The second event and a real highlight of the month was our parish mission which began at the end of January and is concluding as I write this letter. Our mission preacher is Dr. Megan McKenna a scripture scholar, author and story teller from New Mexico. Megan is a friend of the Redemptorists and our Provincial, Fr. Mark Miller, invited her to come to Canada and preach in our parishes with Inuvik being her first stop. Megan has a passion for sharing the Good News and people first become aware of her familiarity with the scriptures when she proclaims the Gospel without a word of text in front of her.
The theme for the first night of the mission was baptism and Megan shared with the small, but enthusiastic, group the Gospel from Mark about Jesus’ own baptism. She talked about how, when God spoke, he revealed how delighted he was in Jesus. Megan asked us to place ourselves in the story and to hear God saying how delighted he is in us and to know that the purpose of our being is to be God’s delight. Do we really experience the joy that we are called to at the baptismal font of living water?

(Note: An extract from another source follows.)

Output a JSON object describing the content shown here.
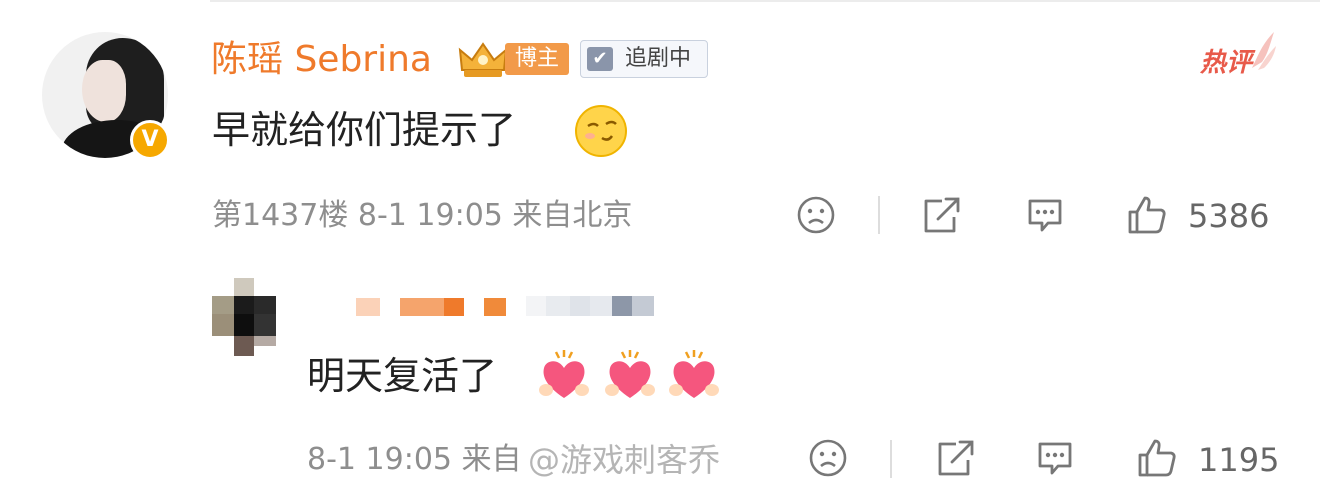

The second evening brought out even more people than the last as word was getting around. Our theme for the evening was “Who is Jesus?” Megan asked us think about who Jesus was to us and how that image of Jesus has, or at least should have, changed through the years as we grew in faith. In the call of the disciples from Mark’s gospel we find that those who Jesus approached each had their own idea of who it was they were talking to as they listened and watched. Some called Jesus rabbi (teacher) others called him Messiah, the long await one foretold by the prophets. Jesus refers to himself as, “The Son of Man”, a title that we don’t normally think of when we think about the Son of God. Megan helped us to realize that Jesus saw his mission as one of bringing justice and compassion to the oppressed and that those who followed him were going to be challenged, as never before, to care for their neighbour and for the vulnerable ones who could not care for themselves.
The last night was about forgiveness and reconciliation. We took pause to look at our shadow side, which everybody has. Through stories we learned that our shadow was there as a reminder of past wrongs we have committed or have experienced, but it was not without hope. The shadow of the cross falls over us and erases our shadow, setting us free. But God’s forgiveness is not cheap grace. It comes with the cost of the hard work of forgiving others as God has forgiven us. The parable of the lost sheep, in which the shepherd leaves 99 good sheep in the field to go in search of the one who went astray, was used as an example of Christian community and how we must never be apathetic towards those who have left the fold. Perhaps they have done so despite our best efforts but more likely they have left because of our lack of care and support. It was certainly food for thought and a challenge to live what we say we believe.
During the week in Inuvik Megan also took the time to share her wonderful repertoire of tales with the young children at the day care and elders from the Long-term-care home. Now, we are waiting for the plows to clear the road to Tuktoyaktuk so that we can drive up and share the mission once again with the faith community there. It has really been a gift and an experience the community will reflect upon and remember for a long time.